Further reports about: PETRA III X-ray X-ray vision nanometres organic solar cells solar cell

More articles from Power and Electrical Engineering:

nachricht How protons move through a fuel cell
22.06.2017 | Empa - Eidgenössische Materialprüfungs- und Forschungsanstalt

nachricht Fraunhofer IZFP acquires lucrative EU project for increasing nuclear power plant safety
21.06.2017 | Fraunhofer-Institut für Zerstörungsfreie Prüfverfahren IZFP

All articles from Power and Electrical Engineering >>>

The most recent press releases about innovation >>>

Die letzten 5 Focus-News des innovations-reports im Überblick:

Im Focus: Can we see monkeys from space? Emerging technologies to map biodiversity

An international team of scientists has proposed a new multi-disciplinary approach in which an array of new technologies will allow us to map biodiversity and the risks that wildlife is facing at the scale of whole landscapes. The findings are published in Nature Ecology and Evolution. This international research is led by the Kunming Institute of Zoology from China, University of East Anglia, University of Leicester and the Leibniz Institute for Zoo and Wildlife Research.

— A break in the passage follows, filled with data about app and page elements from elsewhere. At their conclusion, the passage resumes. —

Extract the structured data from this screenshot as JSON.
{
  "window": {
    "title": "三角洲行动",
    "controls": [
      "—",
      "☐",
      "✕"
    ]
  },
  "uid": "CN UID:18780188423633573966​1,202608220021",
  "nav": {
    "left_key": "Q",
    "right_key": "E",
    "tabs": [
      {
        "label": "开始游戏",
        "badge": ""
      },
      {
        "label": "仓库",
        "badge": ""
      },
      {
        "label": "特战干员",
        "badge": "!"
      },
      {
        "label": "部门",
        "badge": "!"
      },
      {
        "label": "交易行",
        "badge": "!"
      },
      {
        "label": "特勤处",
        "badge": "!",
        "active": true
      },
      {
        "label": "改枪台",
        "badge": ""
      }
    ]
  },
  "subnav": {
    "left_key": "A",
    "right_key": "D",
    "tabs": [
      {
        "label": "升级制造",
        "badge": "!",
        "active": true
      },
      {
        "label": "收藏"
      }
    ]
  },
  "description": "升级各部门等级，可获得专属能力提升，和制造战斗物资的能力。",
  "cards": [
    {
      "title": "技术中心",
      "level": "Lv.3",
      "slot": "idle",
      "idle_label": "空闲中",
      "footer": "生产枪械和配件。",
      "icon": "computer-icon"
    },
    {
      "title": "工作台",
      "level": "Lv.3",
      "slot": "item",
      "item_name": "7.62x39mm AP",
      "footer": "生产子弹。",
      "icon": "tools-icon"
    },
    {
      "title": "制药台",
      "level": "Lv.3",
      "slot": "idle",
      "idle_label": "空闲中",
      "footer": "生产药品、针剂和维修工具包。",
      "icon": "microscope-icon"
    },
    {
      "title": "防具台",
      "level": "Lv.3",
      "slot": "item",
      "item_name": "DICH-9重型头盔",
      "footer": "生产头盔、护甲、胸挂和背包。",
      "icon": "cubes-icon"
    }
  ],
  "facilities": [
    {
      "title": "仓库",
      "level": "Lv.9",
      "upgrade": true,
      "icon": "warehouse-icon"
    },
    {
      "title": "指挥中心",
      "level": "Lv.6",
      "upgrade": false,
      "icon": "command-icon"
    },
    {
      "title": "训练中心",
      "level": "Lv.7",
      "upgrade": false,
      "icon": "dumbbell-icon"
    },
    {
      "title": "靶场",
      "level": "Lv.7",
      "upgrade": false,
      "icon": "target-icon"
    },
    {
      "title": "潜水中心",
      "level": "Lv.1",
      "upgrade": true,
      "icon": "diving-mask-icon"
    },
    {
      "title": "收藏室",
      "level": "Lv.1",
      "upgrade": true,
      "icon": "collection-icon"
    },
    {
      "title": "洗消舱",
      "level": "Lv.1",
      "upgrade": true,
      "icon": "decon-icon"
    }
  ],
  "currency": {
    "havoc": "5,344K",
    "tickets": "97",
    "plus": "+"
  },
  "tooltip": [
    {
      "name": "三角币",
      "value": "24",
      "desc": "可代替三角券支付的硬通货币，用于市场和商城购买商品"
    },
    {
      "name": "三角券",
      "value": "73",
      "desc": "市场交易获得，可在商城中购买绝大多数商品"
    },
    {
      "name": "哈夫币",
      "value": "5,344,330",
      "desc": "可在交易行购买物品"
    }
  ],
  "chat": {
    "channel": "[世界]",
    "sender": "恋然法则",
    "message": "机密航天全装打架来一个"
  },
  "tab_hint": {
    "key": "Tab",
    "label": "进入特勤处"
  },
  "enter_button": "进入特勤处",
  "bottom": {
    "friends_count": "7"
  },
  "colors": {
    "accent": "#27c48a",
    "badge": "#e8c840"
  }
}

Using a combination of satellite and ground data, the team proposes that it is now possible to map biodiversity with an accuracy that has not been previously...

Im Focus: Climate satellite: Tracking methane with robust laser technology

Heatwaves in the Arctic, longer periods of vegetation in Europe, severe floods in West Africa – starting in 2021, scientists want to explore the emissions of the greenhouse gas methane with the German-French satellite MERLIN. This is made possible by a new robust laser system of the Fraunhofer Institute for Laser Technology ILT in Aachen, which achieves unprecedented measurement accuracy.

Methane is primarily the result of the decomposition of organic matter. The gas has a 25 times greater warming potential than carbon dioxide, but is not as...

Im Focus: How protons move through a fuel cell

Hydrogen is regarded as the energy source of the future: It is produced with solar power and can be used to generate heat and electricity in fuel cells. Empa researchers have now succeeded in decoding the movement of hydrogen ions in crystals – a key step towards more efficient energy conversion in the hydrogen industry of tomorrow.

As charge carriers, electrons and ions play the leading role in electrochemical energy storage devices and converters such as batteries and fuel cells. Proton...

Im Focus: A unique data centre for cosmological simulations

Scientists from the Excellence Cluster Universe at the Ludwig-Maximilians-Universität Munich have establised "Cosmowebportal", a unique data centre for cosmological simulations located at the Leibniz Supercomputing Centre (LRZ) of the Bavarian Academy of Sciences. The complete results of a series of large hydrodynamical cosmological simulations are available, with data volumes typically exceeding several hundred terabytes. Scientists worldwide can interactively explore these complex simulations via a web interface and directly access the results.

With current telescopes, scientists can observe our Universe’s galaxies and galaxy clusters and their distribution along an invisible cosmic web. From the...

Im Focus: Scientists develop molecular thermometer for contactless measurement using infrared light

Temperature measurements possible even on the smallest scale / Molecular ruby for use in material sciences, biology, and medicine

Chemists at Johannes Gutenberg University Mainz (JGU) in cooperation with researchers of the German Federal Institute for Materials Research and Testing (BAM)...

All Focus news of the innovation-report >>>

Anzeige

Anzeige

Event News

Plants are networkers

19.06.2017 | Event News

Digital Survival Training for Executives

13.06.2017 | Event News

Global Learning Council Summit 2017

13.06.2017 | Event News

 
Latest News

Quantum thermometer or optical refrigerator?

23.06.2017 | Physics and Astronomy

A 100-year-old physics problem has been solved at EPFL

23.06.2017 | Physics and Astronomy

Equipping form with function

23.06.2017 | Information Technology

VideoLinks
B2B-VideoLinks
More VideoLinks >>>